- Watch for the tail end of a bet. A little extra emphasis usually means a weak or vulnerable hand. This turns out to be one of the most profitable tells in poker, but one of the hardest to spot. You need to really practice observing. The reason it’s hard to see the tail end of the bet is because you’re apt to be overwhelmed by the more obvious motion.
After awhile, you’re get used to watching for a little extra push with the tip of the fingers. It’s very subtle, and when you see it you can safely call with a medium-strong hand. You’re facing either a bluff or a daring bet from a less than stellar hand. Psychologically, the bettor reasoned that he needed that subtle extra emphasis to make his hand seem stronger than it is.
- Watch to see how much general motion an opponent is normally comfortable with. If that opponent is quite jittery, taps his foot, shakes his legs, drums his fingers, shifts around in his chair, or shows other signs of life, you should be concerned if the opponent bets and continues in this mode.
Players who are normally animated and continue to fidget after a bet are generally comfortable with their hands.
Players who suddenly freeze are often bluffing. This holds true for humming, whistling, and talking, too. When it stops, that’s often a bluff or a weak hands. If it doesn’t stop, beware.
- Finally, I’m going to remind you again: Listen to the breathing! This is the main indicator of whether many opponents are bluffing. Watch for heavy breathing. That’s almost always a sign of a strong hand.
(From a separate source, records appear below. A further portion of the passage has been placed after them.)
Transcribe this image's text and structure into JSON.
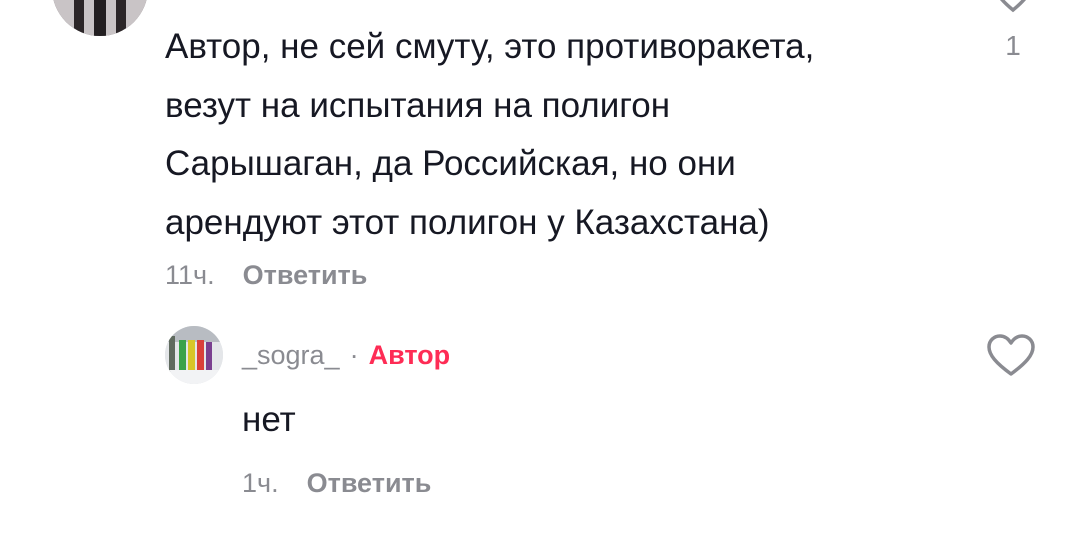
{
  "top_comment": {
    "text": "Автор, не сей смуту, это противоракета,\nвезут на испытания на полигон\nСарышаган, да Российская, но они\nарендуют этот полигон у Казахстана)",
    "time": "11ч.",
    "reply_label": "Ответить",
    "like_count": "1",
    "avatar_icon": "user-avatar-photo",
    "like_icon": "heart-icon"
  },
  "reply": {
    "username": "_sogra_",
    "separator": "·",
    "author_badge": "Автор",
    "text": "нет",
    "time": "1ч.",
    "reply_label": "Ответить",
    "avatar_icon": "user-avatar-photo",
    "like_icon": "heart-icon"
  },
  "colors": {
    "text_primary": "#161823",
    "text_secondary": "#8a8b91",
    "author_badge": "#fe2c55"
  }
}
Breath holding, though, means weakness.
That was the essence of Tuesday classroom session #1. In upcoming columns, I’ll review some of the other lessons. Gotta go now. We’ll talk later. – MC